Most writers are, I’ve found. If you want to be a good writer you are also a reader. That’s a given.
I am also slightly addicted to buying and collecting books. When I married – that was over 40 years ago – combining my library with my wife’s library created a big problem. She is also a bookaholic, and a hoarder of books like me. In our first year of marriage I built two large bookcases. Problem solved – for the time being. Then came along the children and they soon had their books too and their own bookcases. When they left home the problem was slightly improved; part of my library is now in my daughter’s home in Clare and a few are in my son’s home in Sydney. It’s alright; I’ve read most of those books.
About 5 years ago I bought another 4 bookshelves from a well known furniture chain from Scandinavia. I had fun assembling them and stocking them with books. You see, the problem had grown to a critical stage: there were large piles of books everywhere. Problem solved – or so I thought. Over recent months the situation has reached another crisis point: not enough room on the shelves for new and recently acquired books.
My office has been in need of a drastic makeover for several years. The situation would make any bomb site look tidy in comparison. Time for action, so over several hot days recently – it was too unpleasant working in the garden – I attacked ground zero.
My technique is simple: sort and chuck. (Some unkind people might have suggested ‘slash and burn’ would have been more effective.) I progressively sorted through every item on the shelves. Some items didn’t belong – like dozens of computer disks. It’s a BOOK shelf – not a storage cupboard. Some books were obsolete and went straight into our recycling bin. I don’t need a copy of a guide to Microsoft Windows 95 or Word for Windows 6 for Dummies or even a 1998 Melbourne street directory. I have a more current version of the directory and don’t need another, and the computer books are now many years obsolete.

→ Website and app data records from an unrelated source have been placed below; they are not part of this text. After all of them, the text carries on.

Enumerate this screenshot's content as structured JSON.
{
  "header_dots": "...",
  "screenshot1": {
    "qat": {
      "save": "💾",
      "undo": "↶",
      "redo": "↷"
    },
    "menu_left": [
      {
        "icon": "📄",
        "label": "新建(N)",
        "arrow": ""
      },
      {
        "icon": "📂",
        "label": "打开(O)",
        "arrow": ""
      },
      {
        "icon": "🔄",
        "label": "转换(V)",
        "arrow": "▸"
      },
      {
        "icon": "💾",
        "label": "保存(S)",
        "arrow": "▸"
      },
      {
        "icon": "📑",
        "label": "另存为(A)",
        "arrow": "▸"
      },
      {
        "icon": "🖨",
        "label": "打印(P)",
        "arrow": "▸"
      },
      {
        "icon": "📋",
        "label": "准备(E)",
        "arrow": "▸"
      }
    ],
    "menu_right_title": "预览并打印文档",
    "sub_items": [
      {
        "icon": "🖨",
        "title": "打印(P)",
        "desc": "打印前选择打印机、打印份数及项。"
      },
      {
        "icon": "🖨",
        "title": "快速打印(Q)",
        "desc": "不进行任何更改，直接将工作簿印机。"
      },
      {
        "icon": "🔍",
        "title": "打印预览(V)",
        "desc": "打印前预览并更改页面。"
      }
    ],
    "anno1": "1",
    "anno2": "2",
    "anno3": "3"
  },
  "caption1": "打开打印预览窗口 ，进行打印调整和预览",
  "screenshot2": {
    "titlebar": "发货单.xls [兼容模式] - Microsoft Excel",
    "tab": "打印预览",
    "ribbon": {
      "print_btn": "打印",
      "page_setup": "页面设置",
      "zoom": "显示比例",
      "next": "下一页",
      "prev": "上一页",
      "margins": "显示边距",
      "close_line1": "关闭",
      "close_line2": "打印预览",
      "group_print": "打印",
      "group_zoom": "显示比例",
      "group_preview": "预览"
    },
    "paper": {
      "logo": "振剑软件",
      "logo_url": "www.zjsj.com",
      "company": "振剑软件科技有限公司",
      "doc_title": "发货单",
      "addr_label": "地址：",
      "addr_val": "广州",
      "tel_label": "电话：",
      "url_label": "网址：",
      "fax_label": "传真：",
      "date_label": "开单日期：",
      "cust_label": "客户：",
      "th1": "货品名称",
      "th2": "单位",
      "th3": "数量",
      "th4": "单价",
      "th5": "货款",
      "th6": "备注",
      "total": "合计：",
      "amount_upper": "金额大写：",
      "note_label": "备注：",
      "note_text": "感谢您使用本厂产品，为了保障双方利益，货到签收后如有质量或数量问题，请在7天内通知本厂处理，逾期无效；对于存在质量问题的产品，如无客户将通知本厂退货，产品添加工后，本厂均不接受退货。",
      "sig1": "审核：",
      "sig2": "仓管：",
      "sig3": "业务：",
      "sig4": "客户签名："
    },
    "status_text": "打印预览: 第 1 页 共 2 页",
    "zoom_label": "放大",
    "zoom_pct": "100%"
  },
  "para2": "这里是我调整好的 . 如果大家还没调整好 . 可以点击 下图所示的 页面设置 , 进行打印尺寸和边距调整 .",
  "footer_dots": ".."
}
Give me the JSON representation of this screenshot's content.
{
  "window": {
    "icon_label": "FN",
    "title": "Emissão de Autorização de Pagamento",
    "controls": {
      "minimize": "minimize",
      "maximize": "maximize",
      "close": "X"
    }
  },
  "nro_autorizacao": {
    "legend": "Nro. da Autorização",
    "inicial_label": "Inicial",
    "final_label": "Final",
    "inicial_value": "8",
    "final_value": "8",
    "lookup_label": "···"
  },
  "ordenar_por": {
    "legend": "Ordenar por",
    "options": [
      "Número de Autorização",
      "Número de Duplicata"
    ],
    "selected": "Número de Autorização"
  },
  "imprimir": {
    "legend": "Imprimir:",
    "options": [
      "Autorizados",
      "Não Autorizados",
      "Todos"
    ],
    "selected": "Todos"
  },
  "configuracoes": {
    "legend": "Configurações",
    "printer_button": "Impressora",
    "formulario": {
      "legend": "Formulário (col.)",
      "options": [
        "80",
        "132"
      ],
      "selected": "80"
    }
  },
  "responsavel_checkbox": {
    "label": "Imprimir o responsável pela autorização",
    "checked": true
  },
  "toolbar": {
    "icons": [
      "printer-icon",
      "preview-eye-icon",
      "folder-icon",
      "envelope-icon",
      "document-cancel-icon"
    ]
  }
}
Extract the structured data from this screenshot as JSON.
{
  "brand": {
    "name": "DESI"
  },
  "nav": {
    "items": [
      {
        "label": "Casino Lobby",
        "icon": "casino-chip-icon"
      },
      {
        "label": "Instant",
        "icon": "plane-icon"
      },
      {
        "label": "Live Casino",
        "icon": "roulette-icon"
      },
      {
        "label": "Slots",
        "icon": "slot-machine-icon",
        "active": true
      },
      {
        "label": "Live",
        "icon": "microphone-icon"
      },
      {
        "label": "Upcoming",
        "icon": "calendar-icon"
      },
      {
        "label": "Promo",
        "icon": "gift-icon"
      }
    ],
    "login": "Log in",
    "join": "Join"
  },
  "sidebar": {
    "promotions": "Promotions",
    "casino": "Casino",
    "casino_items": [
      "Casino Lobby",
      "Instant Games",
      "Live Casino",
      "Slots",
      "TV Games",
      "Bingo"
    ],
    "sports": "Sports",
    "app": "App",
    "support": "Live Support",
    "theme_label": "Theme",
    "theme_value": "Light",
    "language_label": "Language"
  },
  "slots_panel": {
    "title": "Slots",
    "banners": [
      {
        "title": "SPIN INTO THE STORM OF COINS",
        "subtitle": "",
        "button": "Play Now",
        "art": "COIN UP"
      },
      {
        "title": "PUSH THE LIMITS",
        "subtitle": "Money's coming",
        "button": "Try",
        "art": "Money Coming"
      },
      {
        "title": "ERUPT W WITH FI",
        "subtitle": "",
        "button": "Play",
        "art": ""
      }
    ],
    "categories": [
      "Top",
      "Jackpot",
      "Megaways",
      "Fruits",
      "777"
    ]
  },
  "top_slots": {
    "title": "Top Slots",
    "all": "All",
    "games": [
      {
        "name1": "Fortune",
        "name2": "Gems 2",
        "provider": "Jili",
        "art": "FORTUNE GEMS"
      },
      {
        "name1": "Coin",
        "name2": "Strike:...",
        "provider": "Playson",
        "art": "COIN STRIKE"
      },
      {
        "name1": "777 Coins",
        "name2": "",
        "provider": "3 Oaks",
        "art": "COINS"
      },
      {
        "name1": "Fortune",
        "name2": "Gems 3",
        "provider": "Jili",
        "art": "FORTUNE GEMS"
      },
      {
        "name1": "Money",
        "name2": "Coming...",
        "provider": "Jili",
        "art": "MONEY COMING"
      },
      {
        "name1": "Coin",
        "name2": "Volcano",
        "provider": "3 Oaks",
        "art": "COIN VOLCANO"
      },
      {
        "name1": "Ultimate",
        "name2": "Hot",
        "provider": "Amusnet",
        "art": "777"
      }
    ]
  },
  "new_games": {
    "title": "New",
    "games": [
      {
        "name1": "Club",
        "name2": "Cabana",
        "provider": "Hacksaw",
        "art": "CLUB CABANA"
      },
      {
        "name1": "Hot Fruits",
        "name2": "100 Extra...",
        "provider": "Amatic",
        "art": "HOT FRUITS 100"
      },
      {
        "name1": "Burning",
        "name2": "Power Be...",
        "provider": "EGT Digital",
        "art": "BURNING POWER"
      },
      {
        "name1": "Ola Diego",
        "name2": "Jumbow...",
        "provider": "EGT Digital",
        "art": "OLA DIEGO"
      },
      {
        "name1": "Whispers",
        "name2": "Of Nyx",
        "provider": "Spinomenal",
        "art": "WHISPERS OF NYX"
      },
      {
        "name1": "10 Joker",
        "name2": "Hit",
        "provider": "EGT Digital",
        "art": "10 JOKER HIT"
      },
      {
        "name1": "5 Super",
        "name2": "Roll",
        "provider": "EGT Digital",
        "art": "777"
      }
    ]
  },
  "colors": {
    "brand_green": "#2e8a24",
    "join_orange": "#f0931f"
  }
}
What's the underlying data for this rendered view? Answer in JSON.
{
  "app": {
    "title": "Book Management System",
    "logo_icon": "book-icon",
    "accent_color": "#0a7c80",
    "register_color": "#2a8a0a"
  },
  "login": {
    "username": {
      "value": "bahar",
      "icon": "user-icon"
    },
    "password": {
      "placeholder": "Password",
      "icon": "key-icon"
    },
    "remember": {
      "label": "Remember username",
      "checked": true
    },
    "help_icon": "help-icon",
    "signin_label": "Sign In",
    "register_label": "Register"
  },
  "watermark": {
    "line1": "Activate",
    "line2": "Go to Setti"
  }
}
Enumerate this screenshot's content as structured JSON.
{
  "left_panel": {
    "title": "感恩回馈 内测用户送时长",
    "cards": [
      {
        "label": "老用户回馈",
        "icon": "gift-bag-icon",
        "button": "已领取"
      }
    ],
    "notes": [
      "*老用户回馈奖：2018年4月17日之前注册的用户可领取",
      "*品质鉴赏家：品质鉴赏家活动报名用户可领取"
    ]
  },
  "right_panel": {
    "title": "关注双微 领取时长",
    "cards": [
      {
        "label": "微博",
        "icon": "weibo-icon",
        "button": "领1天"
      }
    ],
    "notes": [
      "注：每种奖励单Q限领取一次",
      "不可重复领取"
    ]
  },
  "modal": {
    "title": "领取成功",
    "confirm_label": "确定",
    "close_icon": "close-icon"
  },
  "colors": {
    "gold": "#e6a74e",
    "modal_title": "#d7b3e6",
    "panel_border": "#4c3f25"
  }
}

The trouble was that I have trouble throwing away books. I can give them away, I can let people borrow semi-permanently, I can even sell to a second hand book dealer – but throw away! Never!
I have to be ruthless and dispose of any book I will no longer read. Some I want to read again – maybe, so I might keep a few. Over the next year the culling will continue until I have enough room on the shelves for the books I want to read again, or I need to use as reference tools.
Now… what about that huge pile of magazines?
Good reading, and good writing.